parenting perspectives

Caring for the new mom

Cherishing the moments

By Valerie Andrew

Late night feedings and diaper changes were the easiest and quietest times I enjoyed with my new baby girl. Everyone would be asleep except for baby and me. At first, I was tempted to wake dad up to change and feed her, but realizing waking a hibernating bear took more energy than just rolling out of bed myself, I’d stumble to my demanding baby waiting for someone to care for her. I’d think to myself, “Let him sleep; he’s bringing her to the immunization appointment so I won’t have to see her in tears” and I’d feel better that at least I was getting some type of tradeoff.

Those midnight and 4 am feedings and diaper changes changed my life. I would look down and see my little girl smiling at me, trusting me, loving me! Oh, it was then that I began looking forward to waking up to sneak these private times between us where I could take pleasure watching her enjoy a fresh clean diaper, seeing her content as she finished her bottle and feeling her little hand holding my chest or playing with my hair.

The glow of happiness in her baby eyes was enough to bring me to tears of happiness, as I knew that in a few short months, this special bonding time would be over. It was then I could share with her my dreams and hopes and experiences that she’d have as she grows up! She would look at me, smile and coo, as if she understood what I was telling her. It was those secret times between me and her that I knew she appreciated my wisdom. Sixteen years later, this beautiful baby is now a teenager and I am so amazed at what a wonderful person she is! I still catch her now and then, looking up to me and I swear she remembers our quiet times when I talked with her, wishing her all the best as she grows up.

Helpful hints:
• Make night time bonding time.
• Trade off chores with your partner. We can’t do it alone.
• Share these late-night conversations with your child as they grow up. Children love to hear “When you were a baby” stories.

Valerie is pictured here with her daughters Chloe, 25, Gillian, 13, Sofia, 15 and Tren, 11.

When you’re a new parent – again:
A grandmother’s tips

By Sherry Tunilla

Sleep deprivation is expected after having a baby at 23, but what about at 57? Not so much. Grandparents often say “Yes, I spoiled them” and send them back. But for many grandparents, there sometimes is no sending them back. So I pass along “grandparenting” parent tips!

First, start an exercise program so you can climb into the backseat and buckle young junior in! Eat right, so you can chase after baby when the crawling begins. Lose weight so you can carry that precious little bundle up and down the stairs without your inhaler. Get your shots as baby will be sick from playgroup. Most importantly, find a good babysitter and a gym membership with childcare.

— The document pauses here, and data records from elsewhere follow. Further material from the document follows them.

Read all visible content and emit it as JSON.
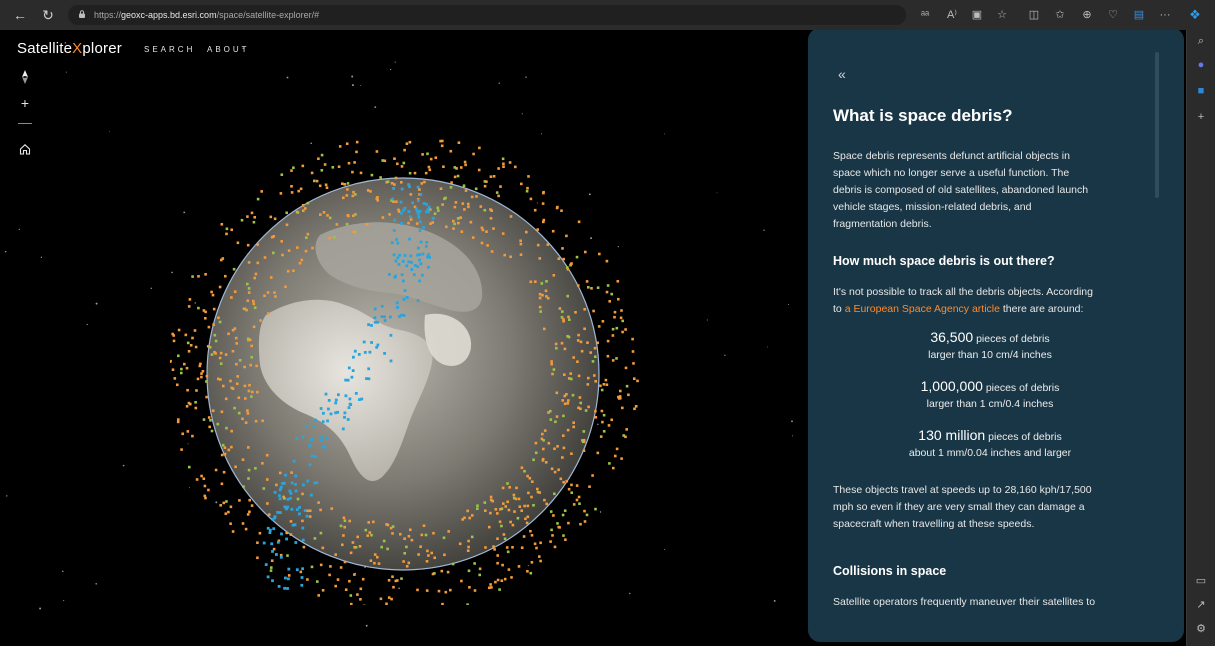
{
  "browser": {
    "url_prefix": "https://",
    "url_host": "geoxc-apps.bd.esri.com",
    "url_path": "/space/satellite-explorer/#"
  },
  "app": {
    "title_main": "Satellite",
    "title_x": "X",
    "title_rest": "plorer",
    "nav": [
      "SEARCH",
      "ABOUT"
    ]
  },
  "map_controls": {
    "compass_icon": "compass-icon",
    "zoom_in": "+",
    "zoom_out": "−",
    "home_icon": "home-icon"
  },
  "panel": {
    "collapse_label": "«",
    "heading": "What is space debris?",
    "intro_lines": [
      "Space debris represents defunct artificial objects in",
      "space which no longer serve a useful function. The",
      "debris is composed of old satellites, abandoned launch",
      "vehicle stages, mission-related debris, and",
      "fragmentation debris."
    ],
    "subheading_amount": "How much space debris is out there?",
    "amount_line1": "It's not possible to track all the debris objects. According",
    "amount_line2_prefix": "to ",
    "amount_link": "a European Space Agency article",
    "amount_line2_suffix": " there are around:",
    "stats": [
      {
        "number": "36,500",
        "unit": " pieces of debris",
        "sub": "larger than 10 cm/4 inches"
      },
      {
        "number": "1,000,000",
        "unit": " pieces of debris",
        "sub": "larger than 1 cm/0.4 inches"
      },
      {
        "number": "130 million",
        "unit": " pieces of debris",
        "sub": "about 1 mm/0.04 inches and larger"
      }
    ],
    "speed_lines": [
      "These objects travel at speeds up to 28,160 kph/17,500",
      "mph so even if they are very small they can damage a",
      "spacecraft when travelling at these speeds."
    ],
    "subheading_collisions": "Collisions in space",
    "collisions_line": "Satellite operators frequently maneuver their satellites to"
  },
  "colors": {
    "accent": "#ff8a2a",
    "panel_bg": "#193646",
    "debris_orange": "#f39a3c",
    "debris_green": "#9cc44a",
    "debris_blue": "#2aa5dc"
  },
  "toolbar_icons": [
    "read-aloud-icon",
    "text-size-icon",
    "immersive-reader-icon",
    "favorite-star-icon",
    "split-screen-icon",
    "favorites-icon",
    "collections-icon",
    "browser-essentials-icon",
    "extension-icon",
    "more-icon",
    "copilot-icon"
  ],
  "sidebar_icons": [
    "search-icon",
    "copilot-icon",
    "outlook-icon",
    "add-icon",
    "sidebar-layout-icon",
    "external-link-icon",
    "settings-icon"
  ]
}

Let baby learn to fall asleep in his own bed. That didn’t seem so important, until I walked into the wall and my eye turned black and blue. I admit I often slept chest-to-chest with my grandson in the easy chair so he wouldn’t cry. When I put him down to sleep in his crib he would reawake, and I would feed, change, sing, rock and walk the floor, until I was totally exhausted and, of course, that black eye!

I resolved a bedtime routine. A warm bath, lotion massage, clean PJs and a heavy-duty night-time diaper. A last bottle of milk, brushed teeth and three short books (one never did the trick, two sometimes, but three became the ticket). I placed him into his crib with a prayer and a kiss. If he cried I stopped at my bedroom door. Some nights I checked and gently encouraged him, but I left him in his crib to work his sleep habits out on his own. After a few weeks (not days) he started sleeping all night.

You know there is a difference in parenting at 23 and 57. At 23, you pop up and down with your baby like a dancer. At 57, you hold onto your baby and look for a ledge to help you up. But no matter the age, parenting is still the greatest gift received.